[Website and app data records]
--- START ---

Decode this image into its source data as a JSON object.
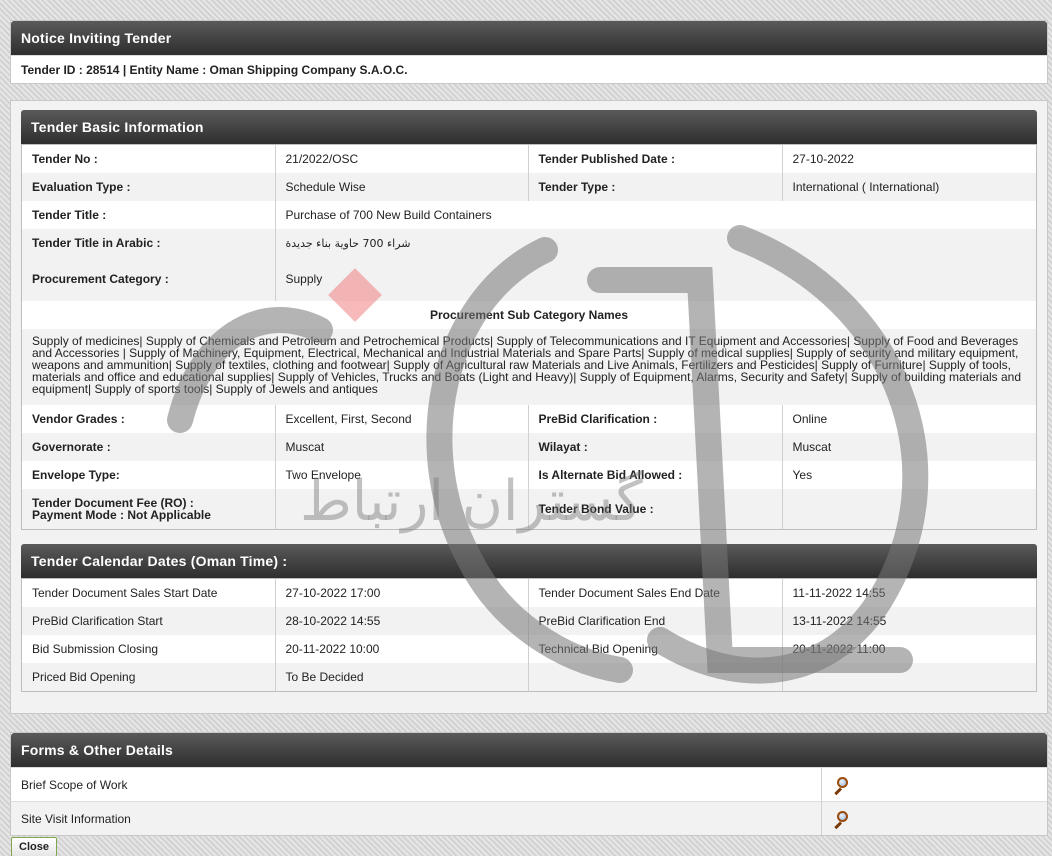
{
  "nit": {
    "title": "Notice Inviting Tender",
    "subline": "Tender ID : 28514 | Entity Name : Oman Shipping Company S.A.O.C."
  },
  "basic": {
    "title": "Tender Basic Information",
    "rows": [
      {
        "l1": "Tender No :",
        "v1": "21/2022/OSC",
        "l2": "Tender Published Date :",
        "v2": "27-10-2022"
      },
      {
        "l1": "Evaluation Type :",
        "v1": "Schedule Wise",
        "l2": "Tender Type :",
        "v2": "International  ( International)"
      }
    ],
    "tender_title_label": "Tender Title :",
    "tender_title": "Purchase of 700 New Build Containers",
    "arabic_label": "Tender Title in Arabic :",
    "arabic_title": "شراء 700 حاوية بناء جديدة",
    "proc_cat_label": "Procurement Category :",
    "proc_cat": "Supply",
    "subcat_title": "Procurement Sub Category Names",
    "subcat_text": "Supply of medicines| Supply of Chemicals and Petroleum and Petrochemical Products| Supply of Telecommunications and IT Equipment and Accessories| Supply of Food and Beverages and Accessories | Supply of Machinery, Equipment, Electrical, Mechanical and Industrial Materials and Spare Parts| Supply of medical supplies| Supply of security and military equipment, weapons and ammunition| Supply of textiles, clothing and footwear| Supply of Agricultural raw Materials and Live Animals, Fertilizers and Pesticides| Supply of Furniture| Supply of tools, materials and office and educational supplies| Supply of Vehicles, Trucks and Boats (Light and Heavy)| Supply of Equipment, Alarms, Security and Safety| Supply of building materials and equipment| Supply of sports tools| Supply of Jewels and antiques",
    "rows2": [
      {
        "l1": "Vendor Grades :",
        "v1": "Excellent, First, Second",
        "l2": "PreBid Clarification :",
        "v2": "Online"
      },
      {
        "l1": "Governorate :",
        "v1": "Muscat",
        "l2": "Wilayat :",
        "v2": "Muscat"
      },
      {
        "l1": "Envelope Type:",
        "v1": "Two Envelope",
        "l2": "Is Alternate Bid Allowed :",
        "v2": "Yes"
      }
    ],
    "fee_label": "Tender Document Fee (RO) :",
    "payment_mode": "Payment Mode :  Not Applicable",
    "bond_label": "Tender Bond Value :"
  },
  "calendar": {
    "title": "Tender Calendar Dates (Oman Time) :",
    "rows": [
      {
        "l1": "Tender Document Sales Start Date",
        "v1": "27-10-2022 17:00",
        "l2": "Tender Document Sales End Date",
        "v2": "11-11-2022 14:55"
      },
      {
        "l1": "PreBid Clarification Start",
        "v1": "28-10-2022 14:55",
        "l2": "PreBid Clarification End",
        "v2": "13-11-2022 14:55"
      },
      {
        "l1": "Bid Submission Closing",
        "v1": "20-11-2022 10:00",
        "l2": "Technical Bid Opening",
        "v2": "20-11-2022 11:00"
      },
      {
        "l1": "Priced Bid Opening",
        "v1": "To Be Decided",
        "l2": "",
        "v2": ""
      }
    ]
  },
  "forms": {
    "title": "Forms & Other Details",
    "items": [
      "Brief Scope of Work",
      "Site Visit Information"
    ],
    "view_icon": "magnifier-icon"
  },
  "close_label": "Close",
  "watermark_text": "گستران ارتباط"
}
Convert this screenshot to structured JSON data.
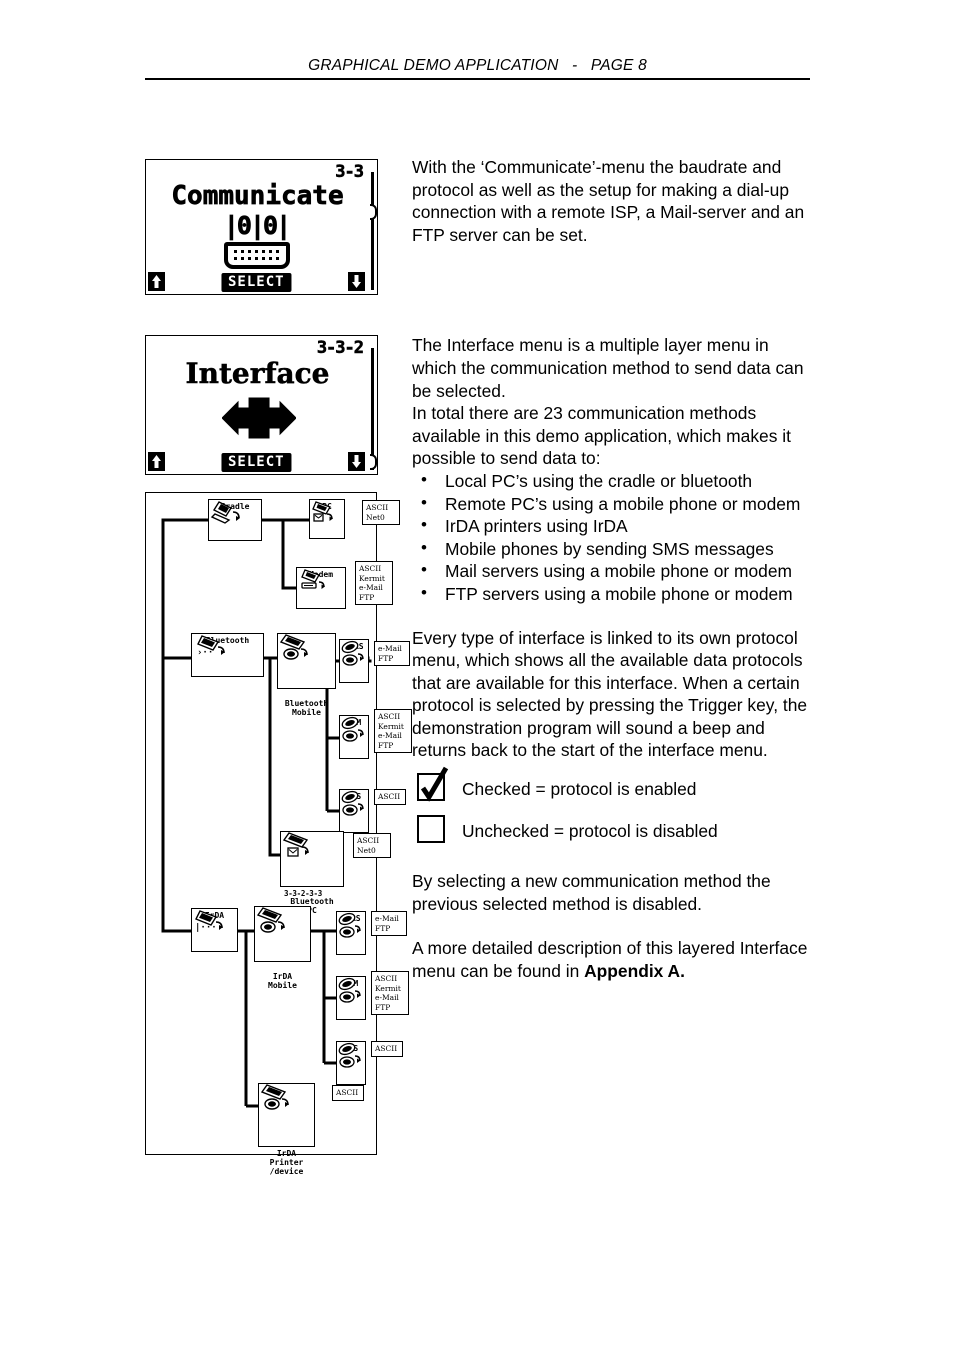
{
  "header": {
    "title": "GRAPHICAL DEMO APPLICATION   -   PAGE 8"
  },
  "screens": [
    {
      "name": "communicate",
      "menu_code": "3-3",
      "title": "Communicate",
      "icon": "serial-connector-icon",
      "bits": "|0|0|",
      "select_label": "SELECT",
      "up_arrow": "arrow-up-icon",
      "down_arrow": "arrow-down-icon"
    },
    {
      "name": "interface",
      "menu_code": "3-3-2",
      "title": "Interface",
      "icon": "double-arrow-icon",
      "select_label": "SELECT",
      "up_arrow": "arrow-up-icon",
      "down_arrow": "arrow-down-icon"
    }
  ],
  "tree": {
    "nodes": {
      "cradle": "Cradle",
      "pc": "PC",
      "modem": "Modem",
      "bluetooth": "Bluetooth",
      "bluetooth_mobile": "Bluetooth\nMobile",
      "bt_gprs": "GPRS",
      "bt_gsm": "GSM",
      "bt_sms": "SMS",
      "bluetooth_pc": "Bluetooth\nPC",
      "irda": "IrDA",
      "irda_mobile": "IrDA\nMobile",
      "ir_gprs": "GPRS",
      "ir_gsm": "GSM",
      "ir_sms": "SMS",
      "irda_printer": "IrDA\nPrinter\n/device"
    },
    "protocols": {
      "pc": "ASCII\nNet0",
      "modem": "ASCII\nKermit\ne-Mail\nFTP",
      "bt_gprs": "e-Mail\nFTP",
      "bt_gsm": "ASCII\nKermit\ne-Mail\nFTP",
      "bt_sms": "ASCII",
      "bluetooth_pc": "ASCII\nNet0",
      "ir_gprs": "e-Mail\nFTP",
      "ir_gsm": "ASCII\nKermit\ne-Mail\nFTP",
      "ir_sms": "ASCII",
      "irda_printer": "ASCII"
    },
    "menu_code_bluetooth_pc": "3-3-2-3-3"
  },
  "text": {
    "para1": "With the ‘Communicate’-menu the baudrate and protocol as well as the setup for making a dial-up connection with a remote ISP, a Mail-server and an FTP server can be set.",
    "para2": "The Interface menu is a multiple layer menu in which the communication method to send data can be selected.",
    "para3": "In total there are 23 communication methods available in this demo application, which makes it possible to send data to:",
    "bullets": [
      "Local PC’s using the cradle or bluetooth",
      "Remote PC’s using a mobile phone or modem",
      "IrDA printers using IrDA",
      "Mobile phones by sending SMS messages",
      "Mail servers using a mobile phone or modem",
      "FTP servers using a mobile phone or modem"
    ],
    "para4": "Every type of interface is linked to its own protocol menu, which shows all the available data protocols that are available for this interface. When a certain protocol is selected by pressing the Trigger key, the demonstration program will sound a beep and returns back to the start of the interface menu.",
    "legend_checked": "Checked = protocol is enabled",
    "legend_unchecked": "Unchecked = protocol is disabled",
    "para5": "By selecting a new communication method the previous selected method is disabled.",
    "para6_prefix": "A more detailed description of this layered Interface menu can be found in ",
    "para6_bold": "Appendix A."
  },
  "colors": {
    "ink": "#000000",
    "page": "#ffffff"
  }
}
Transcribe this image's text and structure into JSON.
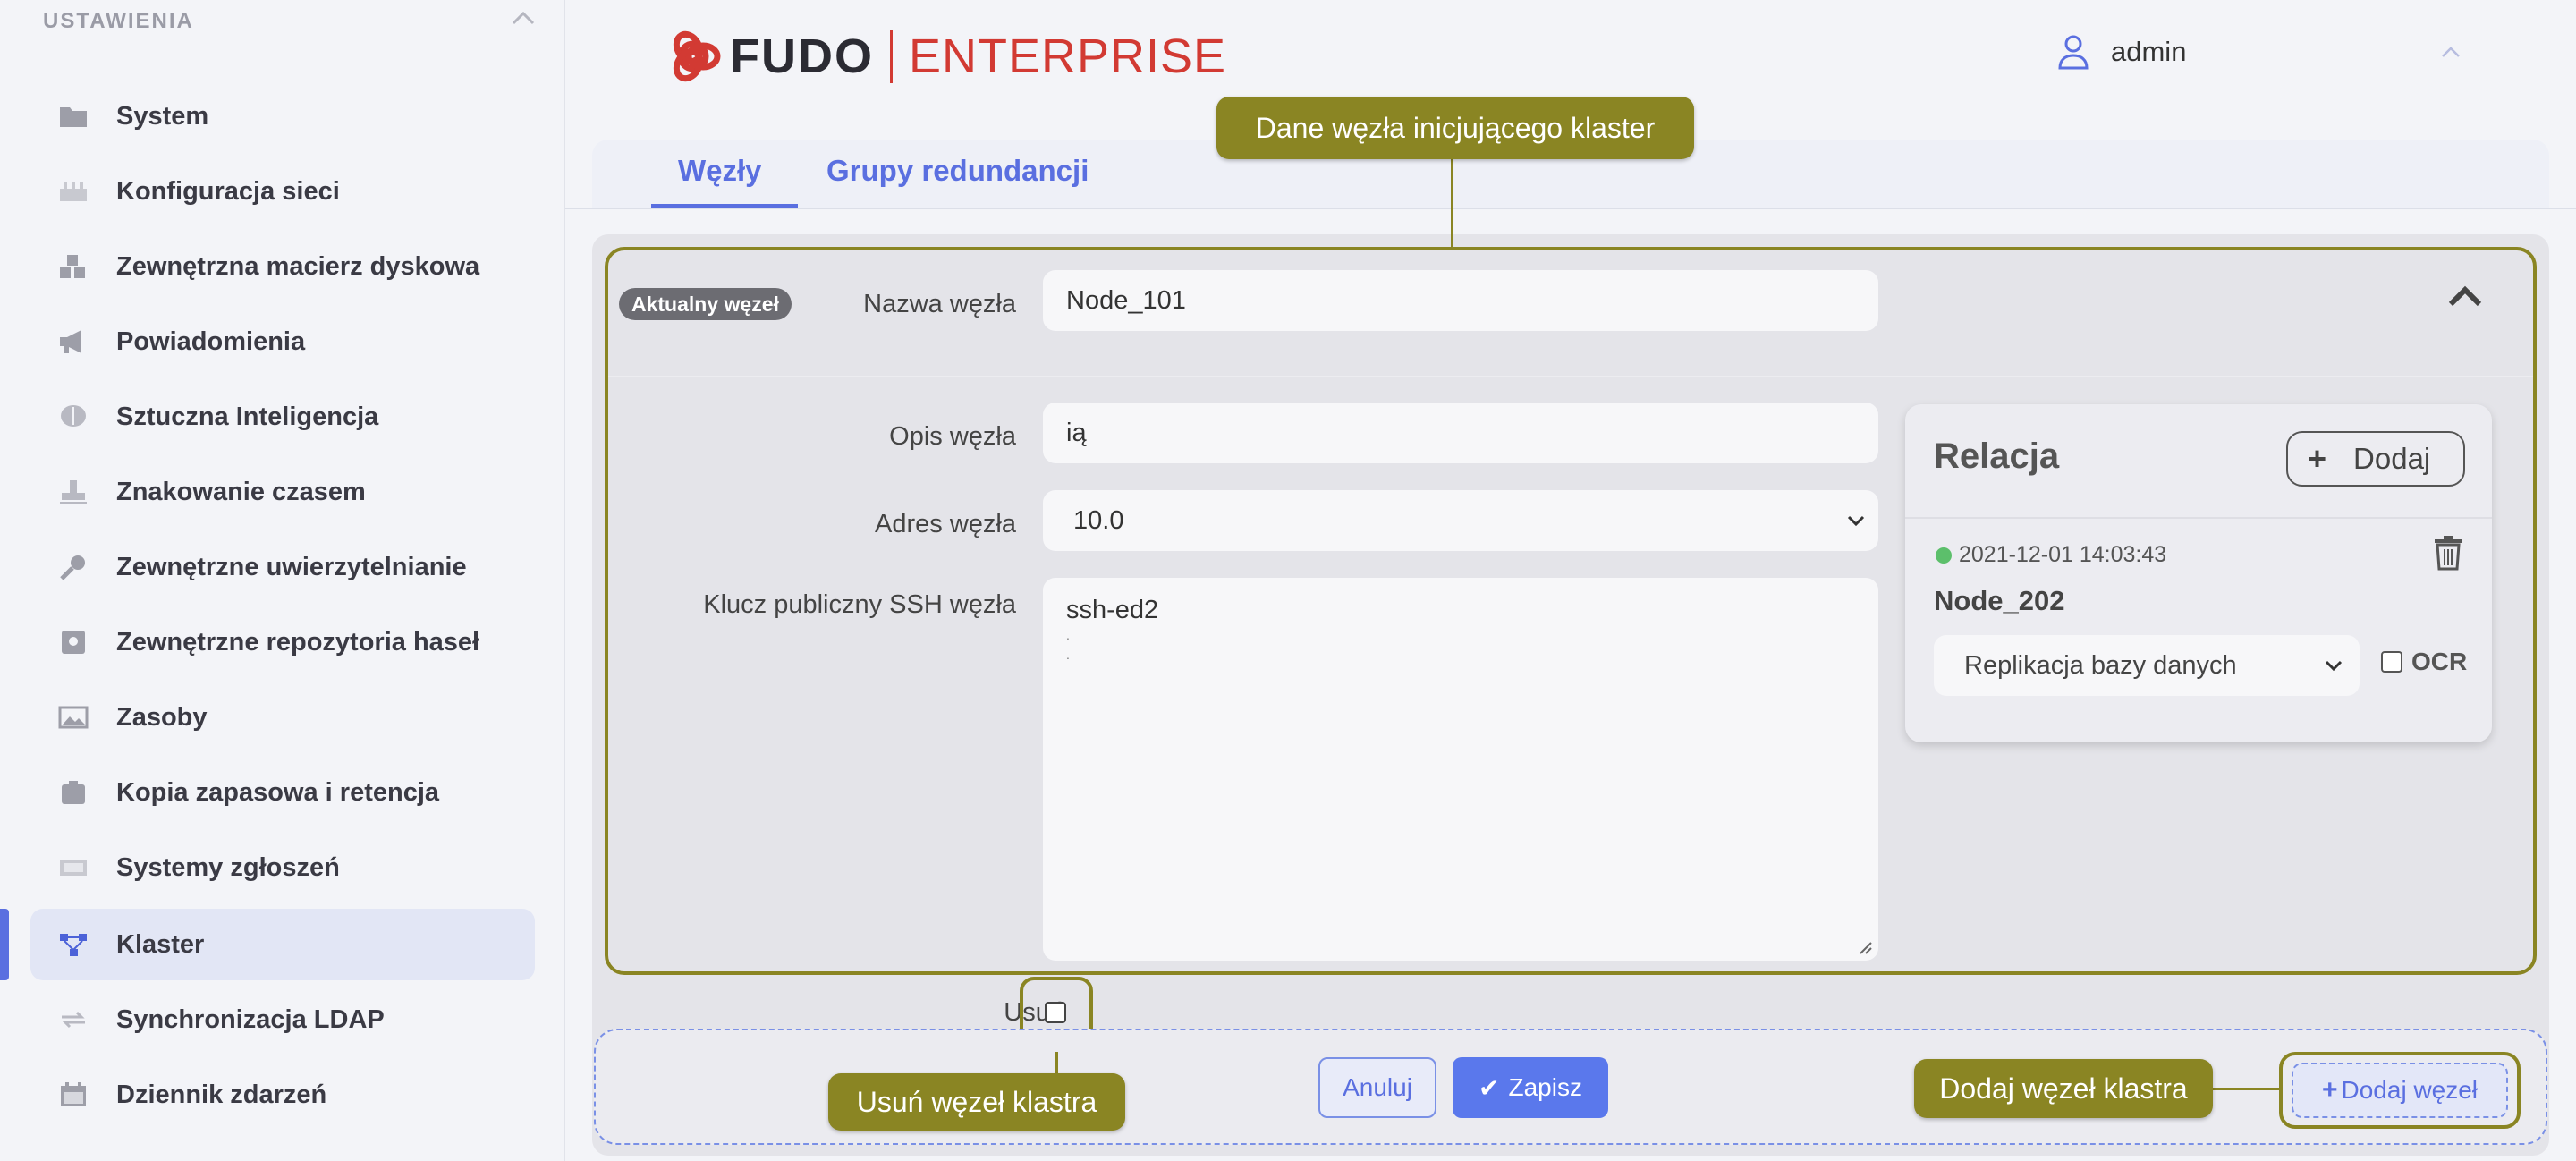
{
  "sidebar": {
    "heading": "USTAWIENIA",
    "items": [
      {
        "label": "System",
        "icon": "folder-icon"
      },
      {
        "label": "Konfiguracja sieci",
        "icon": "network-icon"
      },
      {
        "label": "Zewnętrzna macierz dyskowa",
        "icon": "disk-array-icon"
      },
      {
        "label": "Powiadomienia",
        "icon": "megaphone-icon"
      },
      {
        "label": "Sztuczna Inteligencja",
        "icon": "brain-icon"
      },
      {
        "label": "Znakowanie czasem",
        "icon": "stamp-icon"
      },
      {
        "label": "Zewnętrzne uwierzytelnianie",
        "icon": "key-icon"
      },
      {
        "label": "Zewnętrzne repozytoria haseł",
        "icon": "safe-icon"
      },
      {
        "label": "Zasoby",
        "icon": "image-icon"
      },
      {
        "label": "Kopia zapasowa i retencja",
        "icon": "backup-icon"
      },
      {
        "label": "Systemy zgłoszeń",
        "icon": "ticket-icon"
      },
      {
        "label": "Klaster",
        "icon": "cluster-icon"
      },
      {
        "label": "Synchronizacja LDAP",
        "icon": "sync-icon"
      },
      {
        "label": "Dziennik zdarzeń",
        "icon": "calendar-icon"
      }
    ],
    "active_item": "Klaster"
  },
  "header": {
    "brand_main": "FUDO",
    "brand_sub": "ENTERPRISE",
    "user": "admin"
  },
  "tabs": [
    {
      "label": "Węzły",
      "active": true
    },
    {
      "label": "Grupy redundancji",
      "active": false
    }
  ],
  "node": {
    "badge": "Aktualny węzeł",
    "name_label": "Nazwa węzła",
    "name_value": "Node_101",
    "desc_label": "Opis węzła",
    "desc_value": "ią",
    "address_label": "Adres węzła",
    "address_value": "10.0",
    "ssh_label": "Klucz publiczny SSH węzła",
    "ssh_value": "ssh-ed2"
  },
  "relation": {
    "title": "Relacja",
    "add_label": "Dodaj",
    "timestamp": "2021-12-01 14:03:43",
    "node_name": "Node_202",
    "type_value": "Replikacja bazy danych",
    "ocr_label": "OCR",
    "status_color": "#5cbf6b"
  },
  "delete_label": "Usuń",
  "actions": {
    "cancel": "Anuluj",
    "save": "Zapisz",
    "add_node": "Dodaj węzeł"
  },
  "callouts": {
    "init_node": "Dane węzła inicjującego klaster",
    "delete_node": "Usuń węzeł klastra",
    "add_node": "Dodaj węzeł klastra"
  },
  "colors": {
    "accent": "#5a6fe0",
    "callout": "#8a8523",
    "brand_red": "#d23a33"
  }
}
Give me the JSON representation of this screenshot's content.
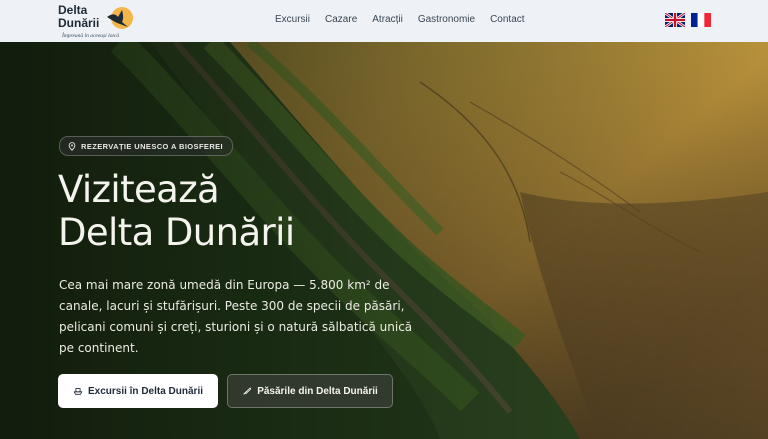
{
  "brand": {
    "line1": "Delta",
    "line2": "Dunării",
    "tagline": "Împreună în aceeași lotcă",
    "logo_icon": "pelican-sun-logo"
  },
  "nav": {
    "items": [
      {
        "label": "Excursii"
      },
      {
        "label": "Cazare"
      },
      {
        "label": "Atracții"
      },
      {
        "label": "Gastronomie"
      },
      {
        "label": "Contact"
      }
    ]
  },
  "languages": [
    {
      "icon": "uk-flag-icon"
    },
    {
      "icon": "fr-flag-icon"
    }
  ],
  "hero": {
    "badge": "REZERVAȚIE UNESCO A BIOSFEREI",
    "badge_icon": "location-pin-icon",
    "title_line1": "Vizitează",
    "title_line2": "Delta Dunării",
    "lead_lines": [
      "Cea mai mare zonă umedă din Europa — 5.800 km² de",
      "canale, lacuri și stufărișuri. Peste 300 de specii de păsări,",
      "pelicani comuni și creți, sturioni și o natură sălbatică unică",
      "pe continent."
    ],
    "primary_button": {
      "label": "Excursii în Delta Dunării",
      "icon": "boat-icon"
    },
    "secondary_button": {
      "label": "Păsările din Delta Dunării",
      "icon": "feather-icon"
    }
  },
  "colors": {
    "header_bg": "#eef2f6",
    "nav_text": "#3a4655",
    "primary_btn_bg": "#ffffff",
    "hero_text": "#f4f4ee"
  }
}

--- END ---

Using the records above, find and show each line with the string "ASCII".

      "pc": "ASCII\nNet0",
      "modem": "ASCII\nKermit\ne-Mail\nFTP",
      "bt_gsm": "ASCII\nKermit\ne-Mail\nFTP",
      "bt_sms": "ASCII",
      "bluetooth_pc": "ASCII\nNet0",
      "ir_gsm": "ASCII\nKermit\ne-Mail\nFTP",
      "ir_sms": "ASCII",
      "irda_printer": "ASCII"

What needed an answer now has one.